The SIU investigates when police are involved with a death, serious injury or allegations of sexual assault.
Mike McCormack says that although Wynne did not specifically mention the Toronto Police in her comments, he said people can draw the conclusion that she may have been talking about the police due to the fact that her comments were given at a Black Lives Matter protest which was sparked by their concerns around the Toronto police.
"When she was asked after, why did she go and talk to Black Lives Matter ... her comment was around the fact that police violence and racism is a very important issue," said the Toronto Police Association president.
"So how can somebody not draw the nexus and not draw that conclusion?" asked McCormack.
He said his association has never claimed that all police officers are "angelic" or that none of them are racist.
"But I do take exception to the notion that we are systemically racist," he said.
Comments 'misinterpreted,' says Wynne

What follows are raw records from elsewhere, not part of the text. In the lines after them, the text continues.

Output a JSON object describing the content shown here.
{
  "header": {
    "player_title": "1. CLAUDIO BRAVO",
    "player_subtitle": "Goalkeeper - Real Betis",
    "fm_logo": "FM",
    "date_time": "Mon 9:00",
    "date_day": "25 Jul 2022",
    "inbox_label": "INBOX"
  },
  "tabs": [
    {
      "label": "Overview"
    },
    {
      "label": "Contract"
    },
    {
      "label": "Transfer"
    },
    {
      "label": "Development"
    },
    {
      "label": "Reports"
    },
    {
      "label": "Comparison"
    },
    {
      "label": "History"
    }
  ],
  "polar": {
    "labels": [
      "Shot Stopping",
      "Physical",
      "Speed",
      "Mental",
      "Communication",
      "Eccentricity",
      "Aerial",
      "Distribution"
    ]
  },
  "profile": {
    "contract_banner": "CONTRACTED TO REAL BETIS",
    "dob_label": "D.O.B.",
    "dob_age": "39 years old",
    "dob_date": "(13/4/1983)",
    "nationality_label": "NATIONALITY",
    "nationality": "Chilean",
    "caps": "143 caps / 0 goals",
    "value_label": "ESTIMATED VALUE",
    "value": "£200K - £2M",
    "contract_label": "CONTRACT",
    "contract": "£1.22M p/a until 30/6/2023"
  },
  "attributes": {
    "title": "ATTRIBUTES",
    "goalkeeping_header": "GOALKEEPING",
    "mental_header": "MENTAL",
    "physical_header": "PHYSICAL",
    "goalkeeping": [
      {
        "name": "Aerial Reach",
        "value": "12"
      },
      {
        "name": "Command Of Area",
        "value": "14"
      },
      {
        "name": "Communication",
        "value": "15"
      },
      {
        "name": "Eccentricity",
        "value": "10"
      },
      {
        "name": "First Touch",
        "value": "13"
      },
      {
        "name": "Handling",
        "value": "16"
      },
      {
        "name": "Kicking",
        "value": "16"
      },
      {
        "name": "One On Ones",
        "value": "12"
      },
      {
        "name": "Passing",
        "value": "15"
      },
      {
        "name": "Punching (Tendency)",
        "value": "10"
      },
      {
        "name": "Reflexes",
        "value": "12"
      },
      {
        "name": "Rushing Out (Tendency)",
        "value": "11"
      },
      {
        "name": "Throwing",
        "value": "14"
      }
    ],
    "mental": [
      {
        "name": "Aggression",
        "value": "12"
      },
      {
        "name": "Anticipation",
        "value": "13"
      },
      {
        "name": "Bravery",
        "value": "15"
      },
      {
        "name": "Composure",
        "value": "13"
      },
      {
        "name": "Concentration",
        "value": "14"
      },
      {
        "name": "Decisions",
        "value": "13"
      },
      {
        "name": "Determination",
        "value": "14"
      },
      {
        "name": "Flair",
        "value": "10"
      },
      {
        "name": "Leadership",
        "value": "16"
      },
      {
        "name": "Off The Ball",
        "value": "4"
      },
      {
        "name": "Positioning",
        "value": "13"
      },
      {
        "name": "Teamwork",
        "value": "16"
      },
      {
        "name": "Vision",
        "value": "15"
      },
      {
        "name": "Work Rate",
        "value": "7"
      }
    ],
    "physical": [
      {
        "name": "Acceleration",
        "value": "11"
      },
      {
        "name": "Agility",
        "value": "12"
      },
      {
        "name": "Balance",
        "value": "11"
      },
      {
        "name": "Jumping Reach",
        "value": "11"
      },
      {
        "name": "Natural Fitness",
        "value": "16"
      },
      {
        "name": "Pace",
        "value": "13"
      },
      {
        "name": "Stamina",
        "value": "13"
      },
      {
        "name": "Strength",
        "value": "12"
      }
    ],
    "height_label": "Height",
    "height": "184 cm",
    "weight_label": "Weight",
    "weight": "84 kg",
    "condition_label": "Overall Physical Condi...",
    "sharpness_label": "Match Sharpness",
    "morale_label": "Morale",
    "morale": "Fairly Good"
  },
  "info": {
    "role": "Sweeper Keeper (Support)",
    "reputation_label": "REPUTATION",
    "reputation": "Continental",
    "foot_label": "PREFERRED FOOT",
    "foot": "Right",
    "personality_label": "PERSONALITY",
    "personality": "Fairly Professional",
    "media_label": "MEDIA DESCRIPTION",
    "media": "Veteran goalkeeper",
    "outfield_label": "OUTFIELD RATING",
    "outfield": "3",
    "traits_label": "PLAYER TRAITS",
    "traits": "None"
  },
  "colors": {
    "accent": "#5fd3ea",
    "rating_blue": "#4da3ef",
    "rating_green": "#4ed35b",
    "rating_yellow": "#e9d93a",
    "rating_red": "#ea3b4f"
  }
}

Wynne said McCormack "misinterpreted" what she said.
"I hope that he looks back at what I said and my hope would be that he would, like I do, recognize that there are challenges across society," Wynne said Wednesday morning. "I'm not saying anything about the particular police service in Toronto or anywhere else. I am saying that across society we have to recognize that there are challenges that we have in terms of racism."
Wynne said there is a need to recognize racism in society in the same way the province has recognized the reality of homophobia and sexual assault, and pointed to the creation of the province's sex assault action plan as an example of this recognition.
The Black Lives Matter protesters have been camped outside of police headquarters for nearly two weeks and also recently moved to Queen's Park.
The protest started after the SIU cleared several police officers of any wrongdoing in the death of Andrew Loku, a black man shot and killed last summer after he refused an order from officers to drop a hammer.